Give only the number of lines in the following entries where "this" appears.

[Entries supplied]
+===+
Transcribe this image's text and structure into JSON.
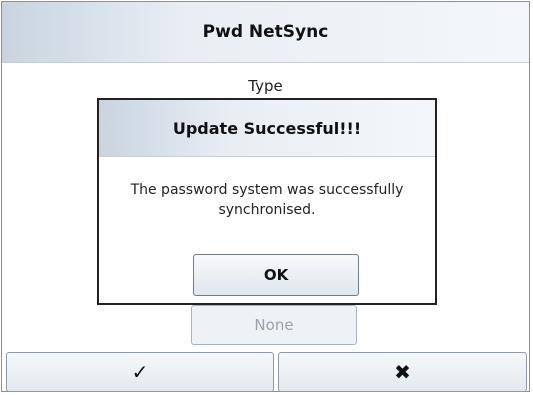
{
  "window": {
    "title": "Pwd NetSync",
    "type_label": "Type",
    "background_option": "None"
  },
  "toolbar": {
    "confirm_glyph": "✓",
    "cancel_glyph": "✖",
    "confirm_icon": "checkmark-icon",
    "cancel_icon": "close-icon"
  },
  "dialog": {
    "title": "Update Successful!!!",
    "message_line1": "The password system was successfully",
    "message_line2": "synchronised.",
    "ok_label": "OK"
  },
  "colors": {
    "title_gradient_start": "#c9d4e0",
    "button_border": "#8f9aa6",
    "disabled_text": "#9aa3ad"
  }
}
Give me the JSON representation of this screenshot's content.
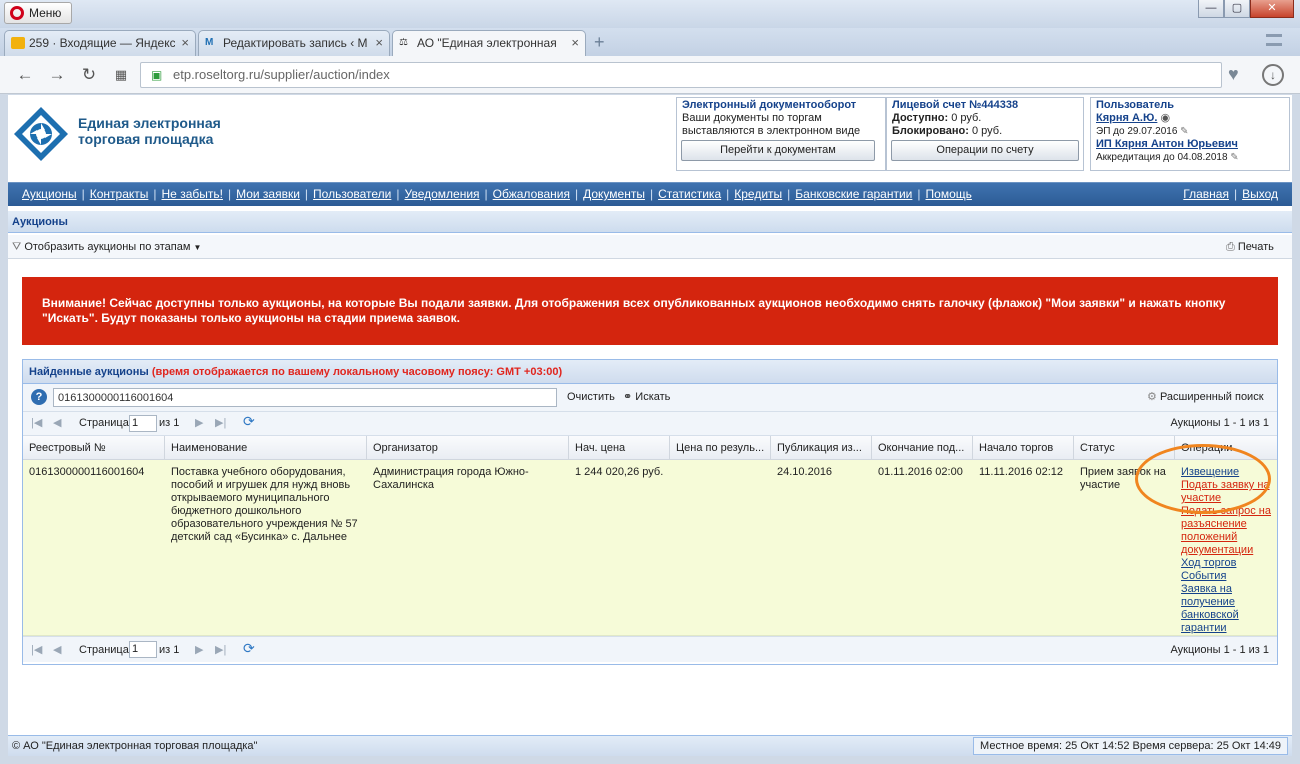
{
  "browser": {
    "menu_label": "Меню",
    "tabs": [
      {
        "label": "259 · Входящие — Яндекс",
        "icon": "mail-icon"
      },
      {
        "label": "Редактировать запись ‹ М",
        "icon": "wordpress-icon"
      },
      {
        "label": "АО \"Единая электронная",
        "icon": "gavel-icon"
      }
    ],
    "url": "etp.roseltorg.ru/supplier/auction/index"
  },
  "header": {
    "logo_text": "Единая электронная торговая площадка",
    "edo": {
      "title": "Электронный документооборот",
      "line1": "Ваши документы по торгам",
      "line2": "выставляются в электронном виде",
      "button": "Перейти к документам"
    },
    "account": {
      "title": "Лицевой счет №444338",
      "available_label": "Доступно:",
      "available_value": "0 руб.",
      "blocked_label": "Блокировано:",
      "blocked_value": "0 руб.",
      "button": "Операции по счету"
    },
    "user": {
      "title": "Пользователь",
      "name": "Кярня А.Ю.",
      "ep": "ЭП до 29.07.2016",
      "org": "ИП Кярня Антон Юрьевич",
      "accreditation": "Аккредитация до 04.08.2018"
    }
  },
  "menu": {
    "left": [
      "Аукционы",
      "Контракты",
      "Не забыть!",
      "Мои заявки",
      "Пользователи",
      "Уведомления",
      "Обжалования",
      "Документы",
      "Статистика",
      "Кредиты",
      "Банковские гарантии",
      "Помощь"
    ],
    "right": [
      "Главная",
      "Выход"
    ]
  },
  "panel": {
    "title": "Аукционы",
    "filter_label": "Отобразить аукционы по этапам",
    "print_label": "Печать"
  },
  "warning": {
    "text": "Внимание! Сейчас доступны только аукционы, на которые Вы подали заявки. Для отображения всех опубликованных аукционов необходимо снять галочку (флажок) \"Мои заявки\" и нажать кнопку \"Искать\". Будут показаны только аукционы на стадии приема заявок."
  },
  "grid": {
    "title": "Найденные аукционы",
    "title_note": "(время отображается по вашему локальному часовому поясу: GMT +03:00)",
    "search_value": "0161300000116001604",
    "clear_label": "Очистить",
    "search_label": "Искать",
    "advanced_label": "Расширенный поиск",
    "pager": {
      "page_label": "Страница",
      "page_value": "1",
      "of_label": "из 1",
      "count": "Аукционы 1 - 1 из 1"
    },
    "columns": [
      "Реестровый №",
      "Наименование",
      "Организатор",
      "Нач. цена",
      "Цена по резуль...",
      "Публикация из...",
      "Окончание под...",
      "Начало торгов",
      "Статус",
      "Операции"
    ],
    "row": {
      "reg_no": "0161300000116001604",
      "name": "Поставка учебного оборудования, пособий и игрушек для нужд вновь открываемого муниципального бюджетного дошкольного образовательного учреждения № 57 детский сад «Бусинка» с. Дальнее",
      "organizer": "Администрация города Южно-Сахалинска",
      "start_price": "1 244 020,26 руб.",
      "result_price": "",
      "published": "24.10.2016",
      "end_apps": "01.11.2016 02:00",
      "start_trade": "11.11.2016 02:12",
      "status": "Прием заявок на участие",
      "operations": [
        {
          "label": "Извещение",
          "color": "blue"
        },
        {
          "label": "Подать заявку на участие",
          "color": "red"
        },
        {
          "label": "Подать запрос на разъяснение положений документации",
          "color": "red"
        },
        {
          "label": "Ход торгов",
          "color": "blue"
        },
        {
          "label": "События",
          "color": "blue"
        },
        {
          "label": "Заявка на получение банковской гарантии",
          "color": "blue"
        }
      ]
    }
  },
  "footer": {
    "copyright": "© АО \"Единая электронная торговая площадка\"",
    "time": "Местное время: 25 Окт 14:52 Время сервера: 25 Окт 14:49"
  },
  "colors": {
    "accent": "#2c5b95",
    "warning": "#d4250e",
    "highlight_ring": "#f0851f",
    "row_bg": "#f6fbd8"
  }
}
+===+
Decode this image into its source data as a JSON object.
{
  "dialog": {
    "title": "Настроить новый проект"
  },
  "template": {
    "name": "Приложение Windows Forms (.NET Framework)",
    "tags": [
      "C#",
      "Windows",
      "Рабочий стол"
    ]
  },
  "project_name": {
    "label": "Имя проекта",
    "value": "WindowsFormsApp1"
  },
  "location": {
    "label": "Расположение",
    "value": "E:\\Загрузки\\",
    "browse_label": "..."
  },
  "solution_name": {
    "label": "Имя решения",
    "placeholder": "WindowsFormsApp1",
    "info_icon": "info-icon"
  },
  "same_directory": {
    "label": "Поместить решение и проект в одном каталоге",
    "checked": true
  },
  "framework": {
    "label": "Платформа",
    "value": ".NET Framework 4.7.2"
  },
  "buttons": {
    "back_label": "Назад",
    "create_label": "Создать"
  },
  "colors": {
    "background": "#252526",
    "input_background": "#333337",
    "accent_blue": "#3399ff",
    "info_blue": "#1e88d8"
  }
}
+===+
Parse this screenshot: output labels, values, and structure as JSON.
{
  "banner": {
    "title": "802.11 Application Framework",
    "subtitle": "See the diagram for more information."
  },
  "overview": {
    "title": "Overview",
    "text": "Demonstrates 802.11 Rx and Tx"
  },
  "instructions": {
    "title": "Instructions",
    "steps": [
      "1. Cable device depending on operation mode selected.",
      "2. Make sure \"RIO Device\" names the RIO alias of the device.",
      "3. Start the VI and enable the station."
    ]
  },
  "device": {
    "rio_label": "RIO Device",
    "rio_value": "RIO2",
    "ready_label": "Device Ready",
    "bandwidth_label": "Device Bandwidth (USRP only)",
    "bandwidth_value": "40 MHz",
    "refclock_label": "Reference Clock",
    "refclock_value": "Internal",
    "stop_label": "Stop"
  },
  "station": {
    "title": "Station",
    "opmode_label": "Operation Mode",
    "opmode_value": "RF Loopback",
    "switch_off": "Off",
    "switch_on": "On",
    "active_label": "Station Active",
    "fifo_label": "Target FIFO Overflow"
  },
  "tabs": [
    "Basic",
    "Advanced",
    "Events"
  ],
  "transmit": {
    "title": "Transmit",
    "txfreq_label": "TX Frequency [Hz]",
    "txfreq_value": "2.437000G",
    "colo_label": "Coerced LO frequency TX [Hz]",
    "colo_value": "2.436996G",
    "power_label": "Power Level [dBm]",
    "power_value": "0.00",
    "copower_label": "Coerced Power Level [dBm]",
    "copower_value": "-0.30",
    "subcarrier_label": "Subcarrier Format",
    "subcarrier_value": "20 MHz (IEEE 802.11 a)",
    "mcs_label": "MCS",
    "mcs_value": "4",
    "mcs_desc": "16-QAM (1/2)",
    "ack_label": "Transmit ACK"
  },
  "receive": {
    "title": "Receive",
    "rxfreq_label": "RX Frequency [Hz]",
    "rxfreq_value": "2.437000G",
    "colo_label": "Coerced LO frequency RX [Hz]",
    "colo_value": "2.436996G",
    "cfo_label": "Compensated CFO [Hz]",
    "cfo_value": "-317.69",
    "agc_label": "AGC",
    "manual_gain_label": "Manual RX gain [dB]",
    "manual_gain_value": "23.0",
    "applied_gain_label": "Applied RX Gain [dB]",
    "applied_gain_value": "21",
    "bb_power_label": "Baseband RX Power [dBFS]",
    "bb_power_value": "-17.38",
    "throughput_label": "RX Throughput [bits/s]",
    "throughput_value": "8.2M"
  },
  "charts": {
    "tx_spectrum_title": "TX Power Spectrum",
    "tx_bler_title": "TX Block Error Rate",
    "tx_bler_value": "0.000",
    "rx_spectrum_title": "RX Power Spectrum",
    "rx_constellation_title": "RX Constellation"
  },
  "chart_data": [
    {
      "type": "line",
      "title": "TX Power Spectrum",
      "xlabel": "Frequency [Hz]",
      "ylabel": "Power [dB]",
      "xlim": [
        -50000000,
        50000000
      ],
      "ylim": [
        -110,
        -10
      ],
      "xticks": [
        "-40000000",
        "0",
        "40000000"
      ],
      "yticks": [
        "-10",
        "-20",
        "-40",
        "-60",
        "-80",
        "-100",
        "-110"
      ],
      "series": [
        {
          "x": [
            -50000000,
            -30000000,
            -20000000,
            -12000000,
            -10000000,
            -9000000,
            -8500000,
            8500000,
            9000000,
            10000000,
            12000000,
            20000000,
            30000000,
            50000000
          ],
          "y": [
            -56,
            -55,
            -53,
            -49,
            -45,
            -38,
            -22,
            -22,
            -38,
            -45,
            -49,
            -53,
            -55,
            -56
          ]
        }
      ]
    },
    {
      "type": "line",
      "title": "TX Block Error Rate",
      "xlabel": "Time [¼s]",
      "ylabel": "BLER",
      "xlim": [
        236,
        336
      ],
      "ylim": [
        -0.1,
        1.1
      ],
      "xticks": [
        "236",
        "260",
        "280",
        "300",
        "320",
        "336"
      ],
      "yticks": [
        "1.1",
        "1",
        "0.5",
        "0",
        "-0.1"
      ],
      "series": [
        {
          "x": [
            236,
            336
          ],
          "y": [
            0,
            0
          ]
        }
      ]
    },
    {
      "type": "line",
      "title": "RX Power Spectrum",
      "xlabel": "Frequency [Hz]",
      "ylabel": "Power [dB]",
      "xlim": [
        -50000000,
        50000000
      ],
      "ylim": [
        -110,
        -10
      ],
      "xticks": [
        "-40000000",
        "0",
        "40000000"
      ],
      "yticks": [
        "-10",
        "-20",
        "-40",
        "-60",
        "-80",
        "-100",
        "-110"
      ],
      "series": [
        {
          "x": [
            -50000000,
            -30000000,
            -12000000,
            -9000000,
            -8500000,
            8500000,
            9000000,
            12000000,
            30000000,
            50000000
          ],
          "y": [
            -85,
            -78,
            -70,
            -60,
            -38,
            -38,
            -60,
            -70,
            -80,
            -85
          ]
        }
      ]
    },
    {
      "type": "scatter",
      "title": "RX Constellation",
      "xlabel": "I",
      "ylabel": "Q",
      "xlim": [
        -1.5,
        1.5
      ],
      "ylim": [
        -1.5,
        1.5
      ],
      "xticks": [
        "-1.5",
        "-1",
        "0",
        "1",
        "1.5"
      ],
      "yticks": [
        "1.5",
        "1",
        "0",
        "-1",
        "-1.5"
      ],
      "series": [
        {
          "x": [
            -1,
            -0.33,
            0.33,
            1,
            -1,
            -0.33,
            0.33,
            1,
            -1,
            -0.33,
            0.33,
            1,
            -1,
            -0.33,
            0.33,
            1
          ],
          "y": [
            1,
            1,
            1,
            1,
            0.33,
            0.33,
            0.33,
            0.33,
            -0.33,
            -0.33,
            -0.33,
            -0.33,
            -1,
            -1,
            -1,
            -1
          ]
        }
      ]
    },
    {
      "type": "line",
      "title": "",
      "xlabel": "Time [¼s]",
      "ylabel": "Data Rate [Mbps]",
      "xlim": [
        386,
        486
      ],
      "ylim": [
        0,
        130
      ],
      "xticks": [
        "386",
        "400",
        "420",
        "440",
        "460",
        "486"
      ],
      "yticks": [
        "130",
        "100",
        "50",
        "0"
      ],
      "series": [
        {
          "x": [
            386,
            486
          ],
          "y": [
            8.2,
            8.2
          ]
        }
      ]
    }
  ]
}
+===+
[Answer area] 4